"I definitely think it was needed for the nation to cry out for a change to happen for itself," Jarvis Washington, co-founder of Black Lives Matter Restoration Polk, Inc. said.
"(Trayvon is) the person who helped us stand up and stand tall," Lewis said.
Lewis vividly remembers the immediate aftermath following Martin's shocking death.
"It sparked a fire up under everybody that justice needed to be served," she said.
"He was the impetus for Black Lives Matter," said Ben Crump, a civil rights attorney and defense attorney for Martin's family after his death.
The nationwide movement formed in Martin's memory to find the justice his family and other grieving African Americans desperately searched for.
Just two years later, the high-profile deaths of 18-year-old Michael Brown and 43-year-old Eric Garner gave the group further purpose, although this time it was different.
"When the videos started showing on TV, there were other people, Americans, that jumped in to say, 'Wait a minute. Enough is enough,'" Lewis said.
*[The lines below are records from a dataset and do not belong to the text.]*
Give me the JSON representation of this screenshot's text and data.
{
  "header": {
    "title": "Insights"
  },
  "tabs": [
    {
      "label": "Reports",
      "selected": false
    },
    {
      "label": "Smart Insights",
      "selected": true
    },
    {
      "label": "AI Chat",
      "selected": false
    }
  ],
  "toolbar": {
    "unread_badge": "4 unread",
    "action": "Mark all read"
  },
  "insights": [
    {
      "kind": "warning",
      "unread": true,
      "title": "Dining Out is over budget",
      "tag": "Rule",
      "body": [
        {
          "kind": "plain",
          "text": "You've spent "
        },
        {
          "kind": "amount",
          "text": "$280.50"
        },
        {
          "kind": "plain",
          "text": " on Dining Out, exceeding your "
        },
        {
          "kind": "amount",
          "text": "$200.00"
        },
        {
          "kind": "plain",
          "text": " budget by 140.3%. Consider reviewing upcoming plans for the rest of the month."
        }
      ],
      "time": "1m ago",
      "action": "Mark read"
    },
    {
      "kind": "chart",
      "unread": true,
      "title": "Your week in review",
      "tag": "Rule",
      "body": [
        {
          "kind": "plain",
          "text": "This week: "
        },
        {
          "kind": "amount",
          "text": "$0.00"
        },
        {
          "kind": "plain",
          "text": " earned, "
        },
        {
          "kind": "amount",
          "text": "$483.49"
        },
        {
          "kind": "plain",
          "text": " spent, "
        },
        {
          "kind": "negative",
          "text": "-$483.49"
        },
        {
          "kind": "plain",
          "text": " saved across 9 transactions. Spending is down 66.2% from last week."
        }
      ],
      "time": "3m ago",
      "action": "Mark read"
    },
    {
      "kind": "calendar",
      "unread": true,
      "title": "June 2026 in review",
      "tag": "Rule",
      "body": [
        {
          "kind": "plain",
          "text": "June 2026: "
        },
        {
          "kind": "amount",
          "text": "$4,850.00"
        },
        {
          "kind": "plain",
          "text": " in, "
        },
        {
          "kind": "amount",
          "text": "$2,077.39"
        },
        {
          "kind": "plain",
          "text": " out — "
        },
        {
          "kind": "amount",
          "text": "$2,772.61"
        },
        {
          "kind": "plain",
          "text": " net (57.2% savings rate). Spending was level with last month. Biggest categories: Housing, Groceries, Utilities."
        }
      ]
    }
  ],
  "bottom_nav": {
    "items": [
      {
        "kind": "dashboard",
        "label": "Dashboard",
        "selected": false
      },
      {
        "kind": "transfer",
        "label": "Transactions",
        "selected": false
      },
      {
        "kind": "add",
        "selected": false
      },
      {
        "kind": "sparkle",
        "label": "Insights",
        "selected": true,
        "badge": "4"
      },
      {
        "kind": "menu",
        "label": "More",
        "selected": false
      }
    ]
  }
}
The now-infamous cell phone video of Garner's death shows New York Police officer Daniel Pantaleo putting Garner in a choke-hold. Garner is heard saying, "I can't breathe," before losing consciousness and later dying from suffocation.
“Cameras are important in any situation when it’s violence or injustice or just disagreements," Washington said.
“It is video evidence that has changed the perspective of so many people and brought light to some of the things that have occurred," said ABC Action News legal expert Jeff Swartz.
Swartz said the video of Garner's death and other similar camera phone footage, like in the death of George Floyd in 2020, is the ultimate decider in the court of public opinion, but Swartz warns it does not always completely depict what happened.
“It really doesn’t give us the full perspective, but it does make its way on to the air and it does find its way into people’s brains and that’s what they see," he said.
However, in the court of law, video from surveillance cameras, police body cameras, or a cell phone is enough to seal the fate of the defendant on trial one way or the other. Swartz said video of Floyd and Ahmaud Arbery's deaths were all a jury needed to see, and if there were videos of Trayvon Martin's death, Swartz said the same would ring true.
"If there had been video in that case, we would've either had no charges at all or we would've had a conviction. One or the other," he said.
"It really makes that much of a difference?" an ABC Action News reporter asked.
"It makes that much of a difference in that case," Swartz responded.
A difference born form the difference Martin first made a decade ago. The fight for racial justice and police transparency lives on in Trayvon's name.
“Trayvon has brought many things to light and we’ve made progress, however, we must always remember it is a journey to justice," Crump said.